*EXERCISE DATA*
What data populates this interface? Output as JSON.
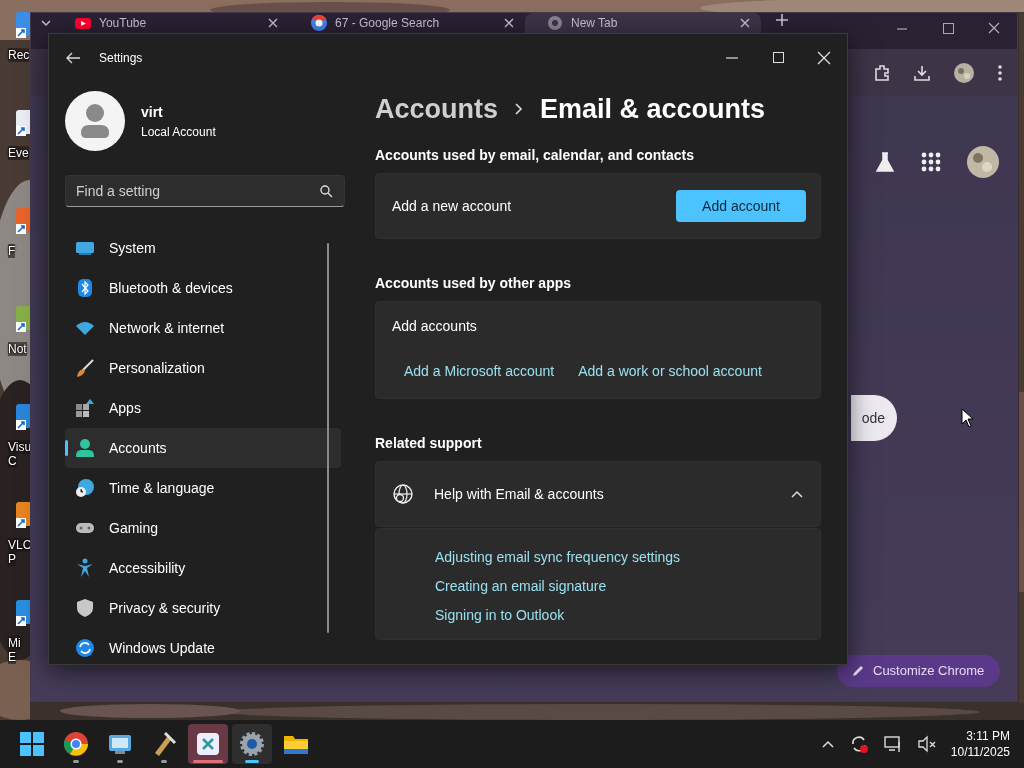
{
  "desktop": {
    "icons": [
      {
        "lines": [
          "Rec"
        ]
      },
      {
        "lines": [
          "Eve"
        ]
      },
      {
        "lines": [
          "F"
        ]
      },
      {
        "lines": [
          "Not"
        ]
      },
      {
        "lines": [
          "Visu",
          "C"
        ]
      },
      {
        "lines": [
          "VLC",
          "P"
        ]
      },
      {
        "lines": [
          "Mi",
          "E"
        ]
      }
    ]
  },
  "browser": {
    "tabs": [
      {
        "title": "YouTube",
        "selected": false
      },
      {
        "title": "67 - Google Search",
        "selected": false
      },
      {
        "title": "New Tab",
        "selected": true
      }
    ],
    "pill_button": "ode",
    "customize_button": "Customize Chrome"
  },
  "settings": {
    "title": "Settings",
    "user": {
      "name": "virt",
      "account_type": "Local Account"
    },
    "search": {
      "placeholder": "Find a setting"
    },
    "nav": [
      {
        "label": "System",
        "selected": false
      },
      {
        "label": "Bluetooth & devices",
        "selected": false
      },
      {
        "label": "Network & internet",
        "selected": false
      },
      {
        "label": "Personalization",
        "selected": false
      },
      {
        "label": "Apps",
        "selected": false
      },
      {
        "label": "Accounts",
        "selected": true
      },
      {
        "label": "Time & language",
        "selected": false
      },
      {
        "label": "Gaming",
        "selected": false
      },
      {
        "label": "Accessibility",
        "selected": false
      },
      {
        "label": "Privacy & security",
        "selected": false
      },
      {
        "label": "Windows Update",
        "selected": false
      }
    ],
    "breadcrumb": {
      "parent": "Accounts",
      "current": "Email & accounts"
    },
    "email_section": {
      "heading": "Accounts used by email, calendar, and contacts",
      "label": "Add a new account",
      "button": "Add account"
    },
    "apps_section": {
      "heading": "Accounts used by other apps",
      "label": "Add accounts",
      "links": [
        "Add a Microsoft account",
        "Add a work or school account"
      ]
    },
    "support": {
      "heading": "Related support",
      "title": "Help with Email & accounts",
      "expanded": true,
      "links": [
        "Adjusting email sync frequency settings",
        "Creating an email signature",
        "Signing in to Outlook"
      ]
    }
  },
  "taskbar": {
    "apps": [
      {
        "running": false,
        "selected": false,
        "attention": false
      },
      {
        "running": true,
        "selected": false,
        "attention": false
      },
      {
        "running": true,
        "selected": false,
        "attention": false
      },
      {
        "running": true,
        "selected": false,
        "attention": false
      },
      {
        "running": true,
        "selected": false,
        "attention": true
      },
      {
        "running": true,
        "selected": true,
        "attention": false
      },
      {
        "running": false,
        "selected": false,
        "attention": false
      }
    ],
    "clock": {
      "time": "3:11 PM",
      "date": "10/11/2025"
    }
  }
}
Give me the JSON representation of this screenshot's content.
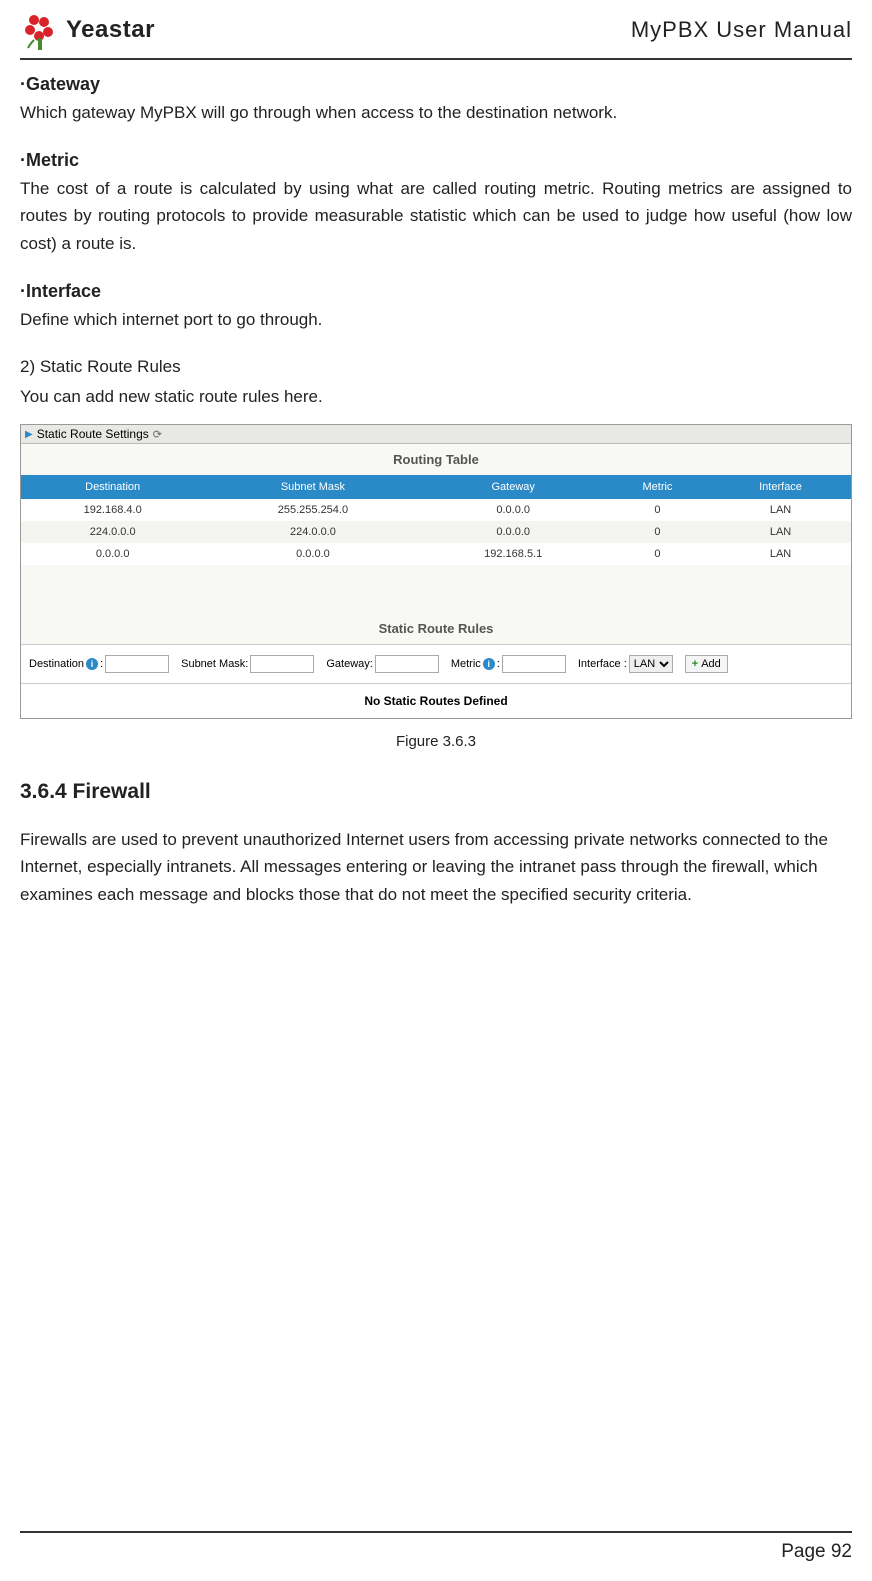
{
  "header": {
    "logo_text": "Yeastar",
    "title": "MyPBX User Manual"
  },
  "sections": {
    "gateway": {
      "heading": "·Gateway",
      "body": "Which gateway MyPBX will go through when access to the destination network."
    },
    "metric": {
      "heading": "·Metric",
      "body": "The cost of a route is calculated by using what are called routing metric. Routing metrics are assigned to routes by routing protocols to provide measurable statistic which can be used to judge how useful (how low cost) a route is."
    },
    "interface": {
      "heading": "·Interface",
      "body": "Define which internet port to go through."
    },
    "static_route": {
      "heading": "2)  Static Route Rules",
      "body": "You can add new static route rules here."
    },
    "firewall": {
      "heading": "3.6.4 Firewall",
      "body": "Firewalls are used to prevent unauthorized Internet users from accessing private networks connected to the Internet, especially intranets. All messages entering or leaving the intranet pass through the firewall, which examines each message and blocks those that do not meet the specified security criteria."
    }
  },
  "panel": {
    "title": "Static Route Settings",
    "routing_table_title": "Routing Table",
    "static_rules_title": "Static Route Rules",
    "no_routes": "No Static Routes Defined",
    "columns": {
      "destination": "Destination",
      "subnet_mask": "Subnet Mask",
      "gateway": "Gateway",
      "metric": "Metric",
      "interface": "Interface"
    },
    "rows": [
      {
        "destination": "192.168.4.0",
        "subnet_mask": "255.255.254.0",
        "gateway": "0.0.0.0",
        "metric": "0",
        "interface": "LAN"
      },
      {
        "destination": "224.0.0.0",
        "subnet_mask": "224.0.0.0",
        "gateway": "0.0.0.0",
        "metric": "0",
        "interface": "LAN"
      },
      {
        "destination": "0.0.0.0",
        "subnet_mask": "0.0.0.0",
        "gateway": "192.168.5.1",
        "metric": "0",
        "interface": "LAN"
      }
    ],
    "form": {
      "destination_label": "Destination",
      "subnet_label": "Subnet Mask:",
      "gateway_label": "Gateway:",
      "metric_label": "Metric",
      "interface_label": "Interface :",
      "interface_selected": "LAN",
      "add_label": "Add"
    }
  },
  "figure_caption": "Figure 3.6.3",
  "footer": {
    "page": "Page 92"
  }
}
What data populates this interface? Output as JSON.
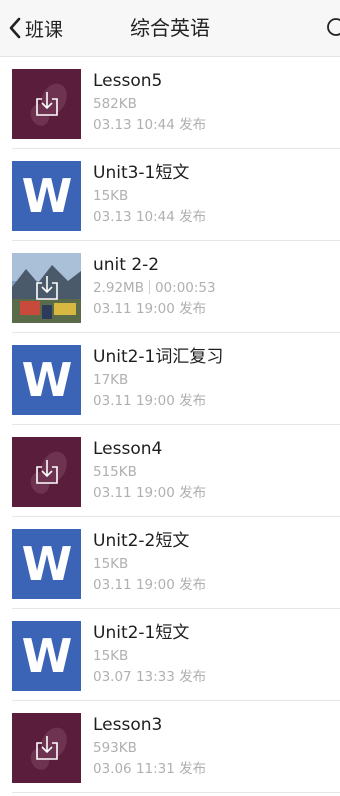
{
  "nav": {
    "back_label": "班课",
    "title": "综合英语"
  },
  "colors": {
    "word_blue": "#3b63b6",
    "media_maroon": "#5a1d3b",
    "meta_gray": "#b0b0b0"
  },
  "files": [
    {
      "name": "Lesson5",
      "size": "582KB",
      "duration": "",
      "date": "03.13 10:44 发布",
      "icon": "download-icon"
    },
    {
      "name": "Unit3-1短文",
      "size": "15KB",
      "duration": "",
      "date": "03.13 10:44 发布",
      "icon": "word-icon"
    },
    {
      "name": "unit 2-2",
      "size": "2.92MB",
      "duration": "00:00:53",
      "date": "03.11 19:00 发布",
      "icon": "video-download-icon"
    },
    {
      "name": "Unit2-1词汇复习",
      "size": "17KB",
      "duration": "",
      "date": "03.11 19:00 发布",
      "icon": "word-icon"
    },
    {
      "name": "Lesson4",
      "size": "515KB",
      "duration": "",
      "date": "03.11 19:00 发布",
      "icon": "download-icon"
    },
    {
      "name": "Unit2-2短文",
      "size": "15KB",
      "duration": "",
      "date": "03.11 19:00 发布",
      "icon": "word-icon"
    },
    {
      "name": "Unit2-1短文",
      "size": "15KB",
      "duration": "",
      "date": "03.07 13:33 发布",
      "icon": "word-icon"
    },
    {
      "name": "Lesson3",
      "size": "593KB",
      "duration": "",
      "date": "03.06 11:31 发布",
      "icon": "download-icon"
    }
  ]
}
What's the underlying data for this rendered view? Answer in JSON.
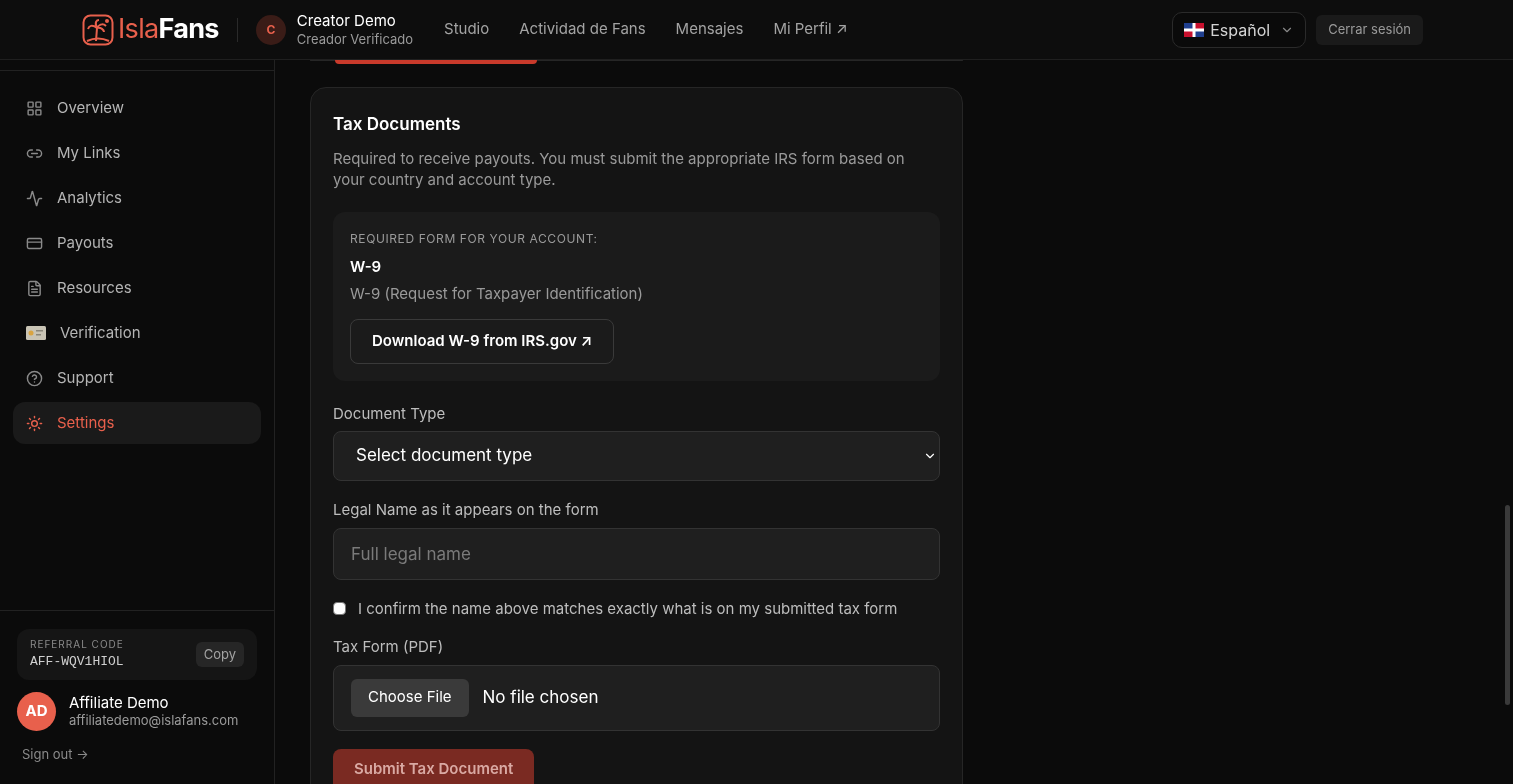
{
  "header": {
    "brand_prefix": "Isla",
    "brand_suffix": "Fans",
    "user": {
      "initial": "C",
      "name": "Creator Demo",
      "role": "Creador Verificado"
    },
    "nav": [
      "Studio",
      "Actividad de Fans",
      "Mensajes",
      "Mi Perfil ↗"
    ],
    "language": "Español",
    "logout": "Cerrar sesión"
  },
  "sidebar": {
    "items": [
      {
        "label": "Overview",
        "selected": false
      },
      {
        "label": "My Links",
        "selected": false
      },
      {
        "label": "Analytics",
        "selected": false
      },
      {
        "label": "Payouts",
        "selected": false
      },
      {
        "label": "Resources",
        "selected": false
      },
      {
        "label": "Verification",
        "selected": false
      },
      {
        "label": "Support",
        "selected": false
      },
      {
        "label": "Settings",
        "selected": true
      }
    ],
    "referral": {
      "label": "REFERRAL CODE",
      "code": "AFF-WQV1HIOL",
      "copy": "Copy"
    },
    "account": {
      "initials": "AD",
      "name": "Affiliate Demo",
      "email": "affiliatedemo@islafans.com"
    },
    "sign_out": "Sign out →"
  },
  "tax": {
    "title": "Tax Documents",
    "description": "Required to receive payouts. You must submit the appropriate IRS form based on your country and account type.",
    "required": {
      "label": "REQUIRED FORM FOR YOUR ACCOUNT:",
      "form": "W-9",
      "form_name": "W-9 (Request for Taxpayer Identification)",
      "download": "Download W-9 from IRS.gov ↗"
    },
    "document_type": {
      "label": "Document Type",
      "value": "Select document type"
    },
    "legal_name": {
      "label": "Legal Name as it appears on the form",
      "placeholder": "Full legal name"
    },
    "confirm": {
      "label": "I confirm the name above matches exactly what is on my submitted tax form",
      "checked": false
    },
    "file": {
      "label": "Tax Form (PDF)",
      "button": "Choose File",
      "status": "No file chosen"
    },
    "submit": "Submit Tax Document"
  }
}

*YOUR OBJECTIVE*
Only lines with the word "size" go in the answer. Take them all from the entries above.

*ANSWER TO THIS PROBLEM*
      "size": "582KB",
      "size": "15KB",
      "size": "2.92MB",
      "size": "17KB",
      "size": "515KB",
      "size": "15KB",
      "size": "15KB",
      "size": "593KB",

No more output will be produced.